State the number of lines in the listing that contain "title". No further words are expected.

__SUPPLIED DATA__

- - - - - - -

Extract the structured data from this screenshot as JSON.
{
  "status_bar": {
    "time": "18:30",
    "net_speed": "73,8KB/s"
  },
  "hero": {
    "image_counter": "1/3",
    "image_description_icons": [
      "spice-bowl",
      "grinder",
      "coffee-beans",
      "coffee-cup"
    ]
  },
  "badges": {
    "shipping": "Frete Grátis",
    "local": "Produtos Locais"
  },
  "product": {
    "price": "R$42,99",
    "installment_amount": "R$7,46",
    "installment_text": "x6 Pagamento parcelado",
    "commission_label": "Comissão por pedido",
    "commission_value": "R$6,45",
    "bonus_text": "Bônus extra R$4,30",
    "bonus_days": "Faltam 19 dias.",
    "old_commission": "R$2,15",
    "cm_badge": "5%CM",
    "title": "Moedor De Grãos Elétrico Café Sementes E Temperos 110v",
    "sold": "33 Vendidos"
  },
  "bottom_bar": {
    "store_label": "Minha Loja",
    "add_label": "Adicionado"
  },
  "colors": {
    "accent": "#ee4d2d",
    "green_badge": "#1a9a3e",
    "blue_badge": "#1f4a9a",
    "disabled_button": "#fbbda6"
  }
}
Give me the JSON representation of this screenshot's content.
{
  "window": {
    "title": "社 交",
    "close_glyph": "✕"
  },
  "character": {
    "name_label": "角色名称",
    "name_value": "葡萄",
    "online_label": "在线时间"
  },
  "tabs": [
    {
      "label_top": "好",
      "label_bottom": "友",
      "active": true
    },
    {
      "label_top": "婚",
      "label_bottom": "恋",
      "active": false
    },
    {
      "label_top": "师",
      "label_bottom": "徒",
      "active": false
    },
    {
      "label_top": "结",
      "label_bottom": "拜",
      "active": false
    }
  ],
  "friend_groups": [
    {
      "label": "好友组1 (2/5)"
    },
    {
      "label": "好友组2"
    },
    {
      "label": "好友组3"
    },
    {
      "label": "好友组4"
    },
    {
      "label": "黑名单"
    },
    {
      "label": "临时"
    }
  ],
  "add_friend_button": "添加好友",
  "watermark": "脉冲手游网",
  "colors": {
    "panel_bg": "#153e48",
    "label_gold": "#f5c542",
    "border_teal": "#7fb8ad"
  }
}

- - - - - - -

__THE COMPLETED TASK__
2